The Wilmette Institute’s course on The Bahá’í Faith and the Arts 2017 (faculty, Anne Perry, Peggy Caton) continues to challenge its learners to produce inspiring pieces of art. Stephen Boyanton, now living in Chengdu, Sichuan, China, is no exception. He describes himself as “a writer, a practitioner of Chinese medicine, and a historian.” About using his art in conversations and presentations, Stephen had this to say:
One of the surprises I’ve had was realizing that I may be able to use the ideas we studied in presentations and discussions in my community here in China. I am planning to give a presentation on the Bahá’í Faith and the Arts for the local foreign Bahá’ís at the soonest opportunity. . . . I’m also thinking of giving a more general presentation on the importance of the arts that would be open to anyone. This is new territory for me, so if anyone has any suggestions for how best to hold these sorts of discussions, I’m all ears.
Stephen’s final project for the course on The Bahá’í Faith and the Arts was a poem about Táhirih. He had this to say about the project and the poem:
Here is my finished poetry project. . . . It was a very interesting and, in many ways, a new experience for me to write like this. It was somewhat more purposeful than most of my writing, in that I knew I wanted to write about Ṭáhirih, but it also involved a good bit of letting go, in that I had to immerse myself in the records of her life to find inspiration. I can see myself doing more of this sort of writing in the future, though not exclusively. Overall, it was a very enriching and satisfying experience.

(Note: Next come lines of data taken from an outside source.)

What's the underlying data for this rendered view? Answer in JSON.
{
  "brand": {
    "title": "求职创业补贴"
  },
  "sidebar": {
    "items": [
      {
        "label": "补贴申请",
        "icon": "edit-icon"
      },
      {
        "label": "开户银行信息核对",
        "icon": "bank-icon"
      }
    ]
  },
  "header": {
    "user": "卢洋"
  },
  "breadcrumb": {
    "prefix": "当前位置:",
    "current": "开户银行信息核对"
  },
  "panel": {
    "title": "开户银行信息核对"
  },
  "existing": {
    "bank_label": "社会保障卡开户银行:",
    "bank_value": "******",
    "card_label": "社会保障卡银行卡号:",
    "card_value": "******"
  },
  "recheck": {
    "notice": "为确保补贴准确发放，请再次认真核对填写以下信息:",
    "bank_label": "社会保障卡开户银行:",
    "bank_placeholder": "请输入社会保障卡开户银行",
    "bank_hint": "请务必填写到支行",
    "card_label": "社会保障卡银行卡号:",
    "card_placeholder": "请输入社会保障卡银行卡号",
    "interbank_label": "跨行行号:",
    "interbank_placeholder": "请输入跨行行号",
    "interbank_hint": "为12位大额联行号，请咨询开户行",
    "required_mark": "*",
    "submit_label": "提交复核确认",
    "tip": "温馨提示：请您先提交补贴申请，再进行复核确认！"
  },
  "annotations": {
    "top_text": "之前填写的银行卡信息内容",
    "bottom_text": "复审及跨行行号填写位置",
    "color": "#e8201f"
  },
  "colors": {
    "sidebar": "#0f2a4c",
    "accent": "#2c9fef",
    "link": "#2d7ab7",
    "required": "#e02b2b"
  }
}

One difficulty that this experience has made me aware of is that, even among Bahá’ís, there is often a lack of “symbolic literacy” regarding Bahá’í imagery. Many people simply don’t know enough about the history of the Bahá’í Faith, its roots in Islam, and the details of its writings to recognize allusions and symbols drawn from its writings and history. On the one hand, this means that the finished artwork requires more explanation than I would normally consider desirable. On the other hand, perhaps this is one of the duties of art at this time: to begin the process of educating ourselves in the symbols and imagery of a new world civilization. If that is the case, then, eventually, in part through the mediation of art, people will learn to recognize this imagery and symbolism as clearly as they do Judeo-Christian motifs nowadays.
Enjoy the poem:
Swifter than steeds her heart did run,
who saw in blessed dreams the Youth
whose clarion-voice brought low the sun—
xxxHe raised you up to sing of truth—
xxxsolace then mine eyes, O Pure One!
Sweeter t’ the ear than song, the pearls
that dropped from her lips—her pen unfurled
visions that silenced a thousand sages.
xxxO calamity of a calamitous age!
xxxO troubling balm for a troubled world!
The maiden on the narrow bridge
strode with feet of iron,
her every breath a rain of swords,
her gaze a rain of fire.
My heart is pierced; my flesh is ash.
My feet in bloody tatters run
and chase, upon the razor’s span,
that countenance, so like the sun.
I shall not slip; I shall not fall.
My heart on wings ascends the vault
of brightest day that knows no night,
of love redeemed that knows no fault.
Tongues shall fail, and mountains cleft
shall lie in broken shards bestrewn
with stars that fell ere break of day,
in dark, bereft of sun and moon.
Yet never shall my heart forget
her visage, fairer than the sun,
nor cease, upon this blade of bridge,
my feet, in her pursuit, to run.
xxxHer spirit bathed in beauty!
xxxHer heart that loved so well!
Her lucent eyes at daybreak’s knell,
piercing clouds and shrouds perceived:
Glory hidden behind the veil.
xxxShe was the Word He uttered,
xxxthe trumpet-blast of dawn,
that set to flight the mighty ones,
broke the chains, and tore asunder
all that hindered her Beloved.